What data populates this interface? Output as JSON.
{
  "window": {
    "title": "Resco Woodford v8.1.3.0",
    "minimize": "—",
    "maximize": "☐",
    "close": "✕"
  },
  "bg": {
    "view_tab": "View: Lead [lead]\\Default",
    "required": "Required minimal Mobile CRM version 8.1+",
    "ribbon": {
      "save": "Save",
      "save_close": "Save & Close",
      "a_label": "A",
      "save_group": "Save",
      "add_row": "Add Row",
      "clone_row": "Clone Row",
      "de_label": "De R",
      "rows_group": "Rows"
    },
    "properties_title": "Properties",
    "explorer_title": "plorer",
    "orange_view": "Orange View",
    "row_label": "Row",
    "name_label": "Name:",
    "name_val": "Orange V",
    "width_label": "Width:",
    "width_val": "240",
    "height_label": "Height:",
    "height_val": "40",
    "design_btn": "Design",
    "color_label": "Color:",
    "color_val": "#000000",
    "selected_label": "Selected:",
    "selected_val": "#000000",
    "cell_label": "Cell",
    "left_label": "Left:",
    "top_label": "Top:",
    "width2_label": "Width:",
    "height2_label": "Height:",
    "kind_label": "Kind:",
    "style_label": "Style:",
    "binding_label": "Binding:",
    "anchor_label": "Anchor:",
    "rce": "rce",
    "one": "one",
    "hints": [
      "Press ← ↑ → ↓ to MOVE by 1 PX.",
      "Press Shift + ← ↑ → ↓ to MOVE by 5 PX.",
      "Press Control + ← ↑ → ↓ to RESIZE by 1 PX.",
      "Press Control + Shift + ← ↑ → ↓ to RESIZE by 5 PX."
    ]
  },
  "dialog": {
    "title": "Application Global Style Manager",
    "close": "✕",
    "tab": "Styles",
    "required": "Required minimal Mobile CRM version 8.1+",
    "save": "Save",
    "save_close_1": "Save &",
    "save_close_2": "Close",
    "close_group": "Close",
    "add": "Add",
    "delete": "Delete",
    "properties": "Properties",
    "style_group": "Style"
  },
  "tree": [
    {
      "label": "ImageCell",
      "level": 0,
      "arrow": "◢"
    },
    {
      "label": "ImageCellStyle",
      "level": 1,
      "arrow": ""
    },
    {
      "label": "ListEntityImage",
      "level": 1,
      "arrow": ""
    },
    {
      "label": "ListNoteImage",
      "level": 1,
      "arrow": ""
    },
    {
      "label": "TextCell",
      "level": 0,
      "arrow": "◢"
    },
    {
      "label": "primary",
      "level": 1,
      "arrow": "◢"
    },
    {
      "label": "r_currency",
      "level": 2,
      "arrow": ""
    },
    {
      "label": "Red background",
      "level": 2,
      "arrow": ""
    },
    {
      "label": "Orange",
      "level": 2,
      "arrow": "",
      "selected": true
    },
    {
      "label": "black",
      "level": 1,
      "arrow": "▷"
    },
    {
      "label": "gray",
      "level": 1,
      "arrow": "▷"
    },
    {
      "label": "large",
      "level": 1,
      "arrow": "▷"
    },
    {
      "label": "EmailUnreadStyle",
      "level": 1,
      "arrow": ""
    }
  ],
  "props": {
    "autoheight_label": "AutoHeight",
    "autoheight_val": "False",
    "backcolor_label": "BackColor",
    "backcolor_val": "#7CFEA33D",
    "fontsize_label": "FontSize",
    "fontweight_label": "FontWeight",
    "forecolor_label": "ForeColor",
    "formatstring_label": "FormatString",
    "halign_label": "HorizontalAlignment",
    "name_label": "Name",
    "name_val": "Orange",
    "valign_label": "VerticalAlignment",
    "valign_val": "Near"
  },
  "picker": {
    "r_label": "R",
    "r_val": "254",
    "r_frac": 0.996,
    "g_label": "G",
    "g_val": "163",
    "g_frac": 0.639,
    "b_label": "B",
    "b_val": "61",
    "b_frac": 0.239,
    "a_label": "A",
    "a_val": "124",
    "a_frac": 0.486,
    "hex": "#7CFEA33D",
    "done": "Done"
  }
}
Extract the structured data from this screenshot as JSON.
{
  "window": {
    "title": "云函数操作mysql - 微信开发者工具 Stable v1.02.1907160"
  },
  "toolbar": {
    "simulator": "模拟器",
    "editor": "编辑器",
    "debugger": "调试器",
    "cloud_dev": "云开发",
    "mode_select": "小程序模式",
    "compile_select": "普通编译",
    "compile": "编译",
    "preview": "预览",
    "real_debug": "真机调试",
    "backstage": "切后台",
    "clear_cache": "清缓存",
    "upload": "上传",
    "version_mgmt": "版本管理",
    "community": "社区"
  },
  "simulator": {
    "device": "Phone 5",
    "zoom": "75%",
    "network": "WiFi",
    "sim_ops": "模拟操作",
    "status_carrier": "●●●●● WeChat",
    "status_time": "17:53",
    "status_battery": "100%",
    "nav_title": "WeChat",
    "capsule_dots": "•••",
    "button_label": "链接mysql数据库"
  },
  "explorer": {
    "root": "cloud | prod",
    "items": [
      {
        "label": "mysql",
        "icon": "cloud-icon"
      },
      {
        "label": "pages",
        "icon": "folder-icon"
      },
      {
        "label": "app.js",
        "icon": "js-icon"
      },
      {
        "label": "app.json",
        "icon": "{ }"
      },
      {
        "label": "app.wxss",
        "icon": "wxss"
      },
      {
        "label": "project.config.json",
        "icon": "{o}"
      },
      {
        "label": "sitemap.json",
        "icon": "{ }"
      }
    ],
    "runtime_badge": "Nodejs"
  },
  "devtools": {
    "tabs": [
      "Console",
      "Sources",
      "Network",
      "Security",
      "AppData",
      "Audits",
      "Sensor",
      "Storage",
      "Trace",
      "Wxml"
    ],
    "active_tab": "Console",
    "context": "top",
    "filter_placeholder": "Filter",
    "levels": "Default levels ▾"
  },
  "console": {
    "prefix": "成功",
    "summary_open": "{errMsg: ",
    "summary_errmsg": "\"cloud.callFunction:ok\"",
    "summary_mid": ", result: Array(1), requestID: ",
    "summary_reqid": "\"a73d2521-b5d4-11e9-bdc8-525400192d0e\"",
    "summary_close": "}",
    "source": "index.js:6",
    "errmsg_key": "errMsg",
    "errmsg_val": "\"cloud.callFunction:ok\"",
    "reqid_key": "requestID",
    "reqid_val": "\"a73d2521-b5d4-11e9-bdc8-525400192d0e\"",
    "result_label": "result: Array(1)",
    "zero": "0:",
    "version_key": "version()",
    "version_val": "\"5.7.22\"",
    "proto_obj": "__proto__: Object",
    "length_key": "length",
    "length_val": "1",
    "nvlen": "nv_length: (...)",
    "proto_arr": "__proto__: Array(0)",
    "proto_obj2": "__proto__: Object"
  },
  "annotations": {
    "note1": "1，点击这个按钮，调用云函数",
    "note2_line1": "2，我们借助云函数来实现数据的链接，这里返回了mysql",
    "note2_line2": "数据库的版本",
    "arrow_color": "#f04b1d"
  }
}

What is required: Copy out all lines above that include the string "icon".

Response area:
        "icon": "cloud-icon"
        "icon": "folder-icon"
        "icon": "js-icon"
        "icon": "{ }"
        "icon": "wxss"
        "icon": "{o}"
        "icon": "{ }"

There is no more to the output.